It is always a pleasure to welcome back to Rideau Hall an illustrious predecessor who so splendidly fulfilled the duties of Governor General. I welcome the chance to greet him and congratulate him once again for his initiative in creating an award to recognize journalistic excellence.
Drawing up a prize list is always a delicate undertaking, it means choosing some, and that inevitably means excluding others. I have every confidence in those who judged the articles and reports. They acted with complete objectivity, and their choice of this evening’s recipient is no reflection on the other finalists and competitors. I thus have the immense pleasure of congratulating the man we are honouring this evening. His contribution and that of his colleagues is testimony to the excellence of Canadian journalism and the magnitude of the role played by the men and women who keep us informed and carry out an eminently educational task.
Their craft becomes more complicated as the means of communication multiply; judged impartially, the written, the spoken and the visual have equal merit because each of these three modes of expression has its own special qualities. We must recognize that the bombardment of sounds and images may constitute a hazard in modern societies. The multiplicity, rapidity and repetitious nature of signals and messages militate against immediate reflection; they do not prevent us from going back and evaluating their content, however.
Everyone knows that radio and television create a consumer good which, no matter what its quality, quickly wears out; but this in no way reduces its importance. The problem lies in our listening habits, choice of broadcasts and capacity to measure their impact.
Radio and television captivate us intellectually and emotionally; they are a form of instant living writing; they grab us and make us part of the experience; that is the source of their power of persuasion and direct influence. Their potential harm lies in over dramatization of the news, interviews and debates. Electronic instruments lend themselves to shock effects because they present material in capsule form. But there is a tendency to exaggerate the risks inherent in using the airwaves.
Broadcasts are intended for consumers capable of assessing and verifying the authenticity of what they absorb. They have terms of reference and points of comparison. The written ward is one of these; however, it is subject to the same constraints; with the exception of specialized publications, reviews devoted to science, the arts, letters or ideas, the written word must operate within the structures of the space and time allotted to it. What is news is always changing, and the journalist who captures it on paper does not have time for prolonged meditation.
The advantage of the written word is that you can digest it more slowly, return to it or leave it aside for awhile; radio and television compensate for the problem of broadcasting’s speed by repeating information.
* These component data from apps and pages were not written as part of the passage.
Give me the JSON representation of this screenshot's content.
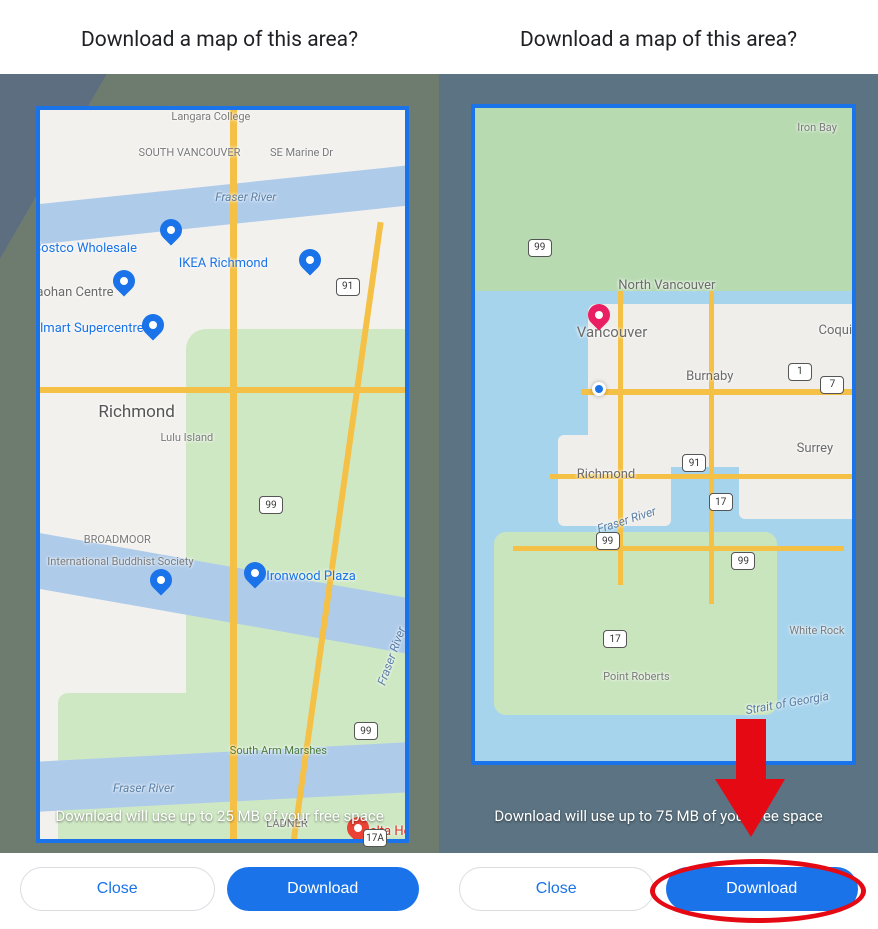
{
  "left": {
    "title": "Download a map of this area?",
    "storage": "Download will use up to 25 MB of your free space",
    "close": "Close",
    "download": "Download",
    "labels": {
      "langara": "Langara College",
      "south_vancouver": "SOUTH VANCOUVER",
      "se_marine": "SE Marine Dr",
      "fraser_river": "Fraser River",
      "costco": "Costco Wholesale",
      "ikea": "IKEA Richmond",
      "yaohan": "Yaohan Centre",
      "walmart": "Walmart Supercentre",
      "richmond": "Richmond",
      "lulu": "Lulu Island",
      "broadmoor": "BROADMOOR",
      "buddhist": "International Buddhist Society",
      "ironwood": "Ironwood Plaza",
      "south_arm": "South Arm Marshes",
      "ladner": "LADNER",
      "delta": "Delta Hos",
      "hwy91": "91",
      "hwy99": "99",
      "hwy99b": "99",
      "hwy17a": "17A"
    }
  },
  "right": {
    "title": "Download a map of this area?",
    "storage": "Download will use up to 75 MB of your free space",
    "close": "Close",
    "download": "Download",
    "labels": {
      "iron_bay": "Iron Bay",
      "north_vancouver": "North Vancouver",
      "vancouver": "Vancouver",
      "burnaby": "Burnaby",
      "coquitlam": "Coquitl",
      "richmond": "Richmond",
      "surrey": "Surrey",
      "fraser_river": "Fraser River",
      "white_rock": "White Rock",
      "point_roberts": "Point Roberts",
      "strait": "Strait of Georgia",
      "hwy99a": "99",
      "hwy1": "1",
      "hwy7": "7",
      "hwy91": "91",
      "hwy17a": "17",
      "hwy99b": "99",
      "hwy99c": "99",
      "hwy17b": "17"
    }
  }
}
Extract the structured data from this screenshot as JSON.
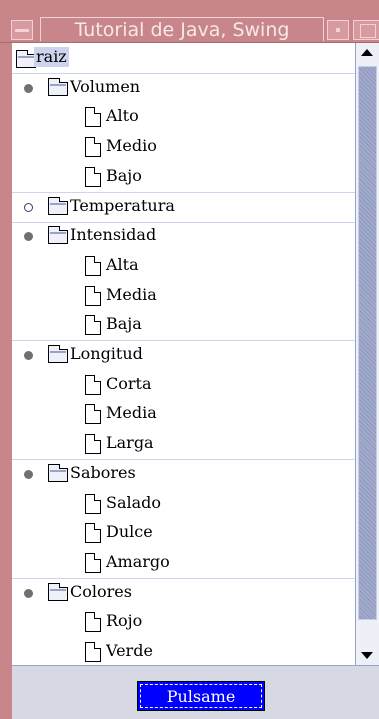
{
  "window": {
    "title": "Tutorial de Java, Swing"
  },
  "tree": {
    "root": "raiz",
    "groups": [
      {
        "label": "Volumen",
        "expanded": true,
        "children": [
          "Alto",
          "Medio",
          "Bajo"
        ]
      },
      {
        "label": "Temperatura",
        "expanded": false,
        "children": []
      },
      {
        "label": "Intensidad",
        "expanded": true,
        "children": [
          "Alta",
          "Media",
          "Baja"
        ]
      },
      {
        "label": "Longitud",
        "expanded": true,
        "children": [
          "Corta",
          "Media",
          "Larga"
        ]
      },
      {
        "label": "Sabores",
        "expanded": true,
        "children": [
          "Salado",
          "Dulce",
          "Amargo"
        ]
      },
      {
        "label": "Colores",
        "expanded": true,
        "children": [
          "Rojo",
          "Verde"
        ]
      }
    ]
  },
  "button": {
    "label": "Pulsame"
  },
  "colors": {
    "titlebar": "#c8868b",
    "button_bg": "#0000ff",
    "selection": "#ccd4ee"
  }
}
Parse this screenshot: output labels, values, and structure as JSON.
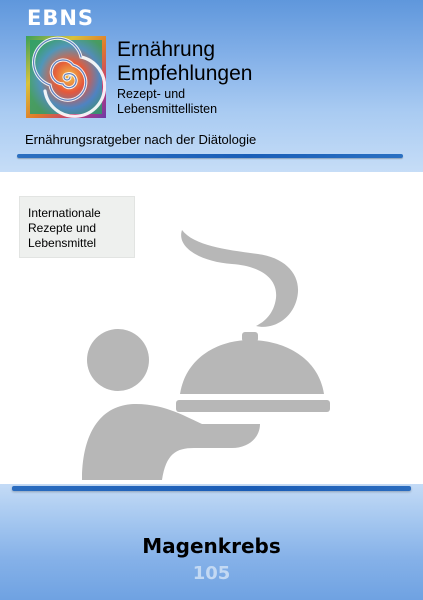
{
  "header": {
    "brand": "EBNS",
    "title_line1": "Ernährung",
    "title_line2": "Empfehlungen",
    "subtitle_line1": "Rezept- und",
    "subtitle_line2": "Lebensmittellisten",
    "tagline": "Ernährungsratgeber nach der Diätologie",
    "colors": {
      "band_top": "#5f97dc",
      "band_bottom": "#c6ddf7",
      "rule": "#1b5fb8"
    }
  },
  "category": {
    "line1": "Internationale",
    "line2": "Rezepte und",
    "line3": "Lebensmittel",
    "background": "#eef0ee"
  },
  "illustration": {
    "icon": "waiter-serving-cloche-icon",
    "color": "#b7b7b7"
  },
  "footer": {
    "title": "Magenkrebs",
    "volume": "105",
    "colors": {
      "band_top": "#c4dbf6",
      "band_bottom": "#6fa2e2",
      "volume_text": "#c3d9f3"
    }
  }
}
What is more, these different educational and informational tools serve the same clientele, one with certain needs and requirements. One the one hand, it wants rapid, accurate information; on the other hand, it wants the time to sit back and critically analyze that information.
There is not enough time in the day to take in everything on the radio or television or to read everything that is printed. In our society, we must “shop around”, if I may put it that way, for information. And although I believe that reading develops intellectual rigour, l feel that the ferment of sound and images has the same power. It is a question of psychology, personality and techniques of absorption and assimilation. There is no loss to learning and culture; there is thus no need to offer a defence. We must each choose what we feel best suits our development and behaviour.
I see the existence of the print media in Canada as an incalculable advantage. We have a large number of daily and weekly publications. They display a healthy competition, thanks to the loyalty of a clientele that makes a judicious choice from their offerings. This makes radio and television no less valuable. On the contrary, the combined forces of the written, the spoken and the visual help our citizens to exercise their judgment; for their part, these same citizens require those responsible for the press as a whole to abandon old ways of thinking and to let those in charge in the print and other media know what is expected of them.
That is a healthy reaction already evident in consumers who give the thing heard or seen the consideration that it merits and reserve the right to compare by asking the written word to consider both the absolute and the relative, the emotional and the rational in its multitudinous offerings. All the media can offer the best and the worst. It is up to us to be discerning enough to tell the difference and choose the best.
Distinguished journalists, I know first-hand the effort you made to attain the successes and rewards of your craft. The State is officially recognizing your worth today because it has great respect for what you are and appreciation of the role you play. Like all those who search for the truth and make it their mission to shine a light upon it, you accomplish a task that is indispensable to the flourishing of the spirit, the transmission of values and the progress of civilization. You are, in your way and in your sphere of activity, humanists who awaken us and mark out the way ahead for our nation.
Her Excellency Jeanne Sauvé
Governor General of Canada
Rideau Hall, Ottawa
December 8, 1988.